As hard as every member of the Cost family works in school, at home, or at the office, there is always time set aside for fun. “People who know Tim well love his zest for living,” Stephanie says. “Throughout our lives, he has made just about everything fun. He truly is a positive guy who looks on the bright side.”

One of those bright and shining moments, in Melanie’s memory, was a certain visit to Tower Theatre in Philadelphia. “One of my favorite concert memories is going to see Steely Dan when I was in college,” she says. “It’s an old theater with close to a hundred steps to get to the balcony. I’d recently had ankle surgery and was sporting crutches. Somehow, the theater had escaped ADA compliance and had no elevator. So Dad carried me on his back, up every single step, and then back down again after the concert.”

Avid movie watchers as well, they all agree that Groundhog Day was required viewing growing up. “My Dad loves movies, which means I can quote scenes from movies I’ve never seen,” Melanie says. Christopher Nolan’s Sci-Fi thriller Inception stands out in Drew’s mind. “We watched that together and paused it about a hundred times trying to understand what was happening. To stump four relatively intelligent people with a movie plot is impressive– nothing like some healthy family debate over which of Leonardo DiCaprio’s dreams we were currently experiencing.”

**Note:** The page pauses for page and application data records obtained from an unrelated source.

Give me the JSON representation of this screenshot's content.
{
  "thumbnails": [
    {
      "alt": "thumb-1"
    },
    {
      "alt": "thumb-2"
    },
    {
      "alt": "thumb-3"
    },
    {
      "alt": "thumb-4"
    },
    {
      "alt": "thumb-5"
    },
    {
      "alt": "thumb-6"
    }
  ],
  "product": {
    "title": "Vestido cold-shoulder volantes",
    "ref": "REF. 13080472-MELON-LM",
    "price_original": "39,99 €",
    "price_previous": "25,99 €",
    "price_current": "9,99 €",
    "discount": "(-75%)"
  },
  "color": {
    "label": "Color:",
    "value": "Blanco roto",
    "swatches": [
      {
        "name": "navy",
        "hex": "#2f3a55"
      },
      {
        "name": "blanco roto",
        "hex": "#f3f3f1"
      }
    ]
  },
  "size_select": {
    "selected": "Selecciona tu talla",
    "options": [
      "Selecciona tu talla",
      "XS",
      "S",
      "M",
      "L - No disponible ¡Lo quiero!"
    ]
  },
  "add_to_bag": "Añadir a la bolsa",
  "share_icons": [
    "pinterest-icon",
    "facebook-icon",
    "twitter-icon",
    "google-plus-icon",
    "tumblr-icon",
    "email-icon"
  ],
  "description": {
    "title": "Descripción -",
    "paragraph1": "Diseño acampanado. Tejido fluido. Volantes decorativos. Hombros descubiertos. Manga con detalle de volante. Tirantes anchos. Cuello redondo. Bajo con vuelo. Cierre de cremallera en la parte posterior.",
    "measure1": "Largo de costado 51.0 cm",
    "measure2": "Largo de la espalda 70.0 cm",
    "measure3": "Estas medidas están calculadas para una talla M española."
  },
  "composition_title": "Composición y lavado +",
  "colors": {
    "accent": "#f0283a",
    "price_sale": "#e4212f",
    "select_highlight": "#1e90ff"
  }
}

President Cost and First Lady Stephanie Cost

“After having known each other 40 years, and married for 35, I’ll just add that Tim loves the exchange of ideas more than anyone I know. Many of our family traditions and memories are less about what we did together and more about simply being together,” Stephanie says. In her current role as First Lady, chief cheerleader, and a true ambassador for Jacksonville University, she says that she has the recurring privilege of watching her husband interact with students and their families. Stephanie, along with the rest of the family, is a firm believer in the power of relationships.

“Now, I sometimes see people that sacrifice relationships in order to advance their careers,” Drew says. “The beauty of Tim Cost was that whatever happened, he would not compromise family for anything.” It is this solid commitment to family that every member of the Cost family celebrates, not just during Homecoming weekend, but all year long. From home and heart, they commend each JU family making their student a priority this week.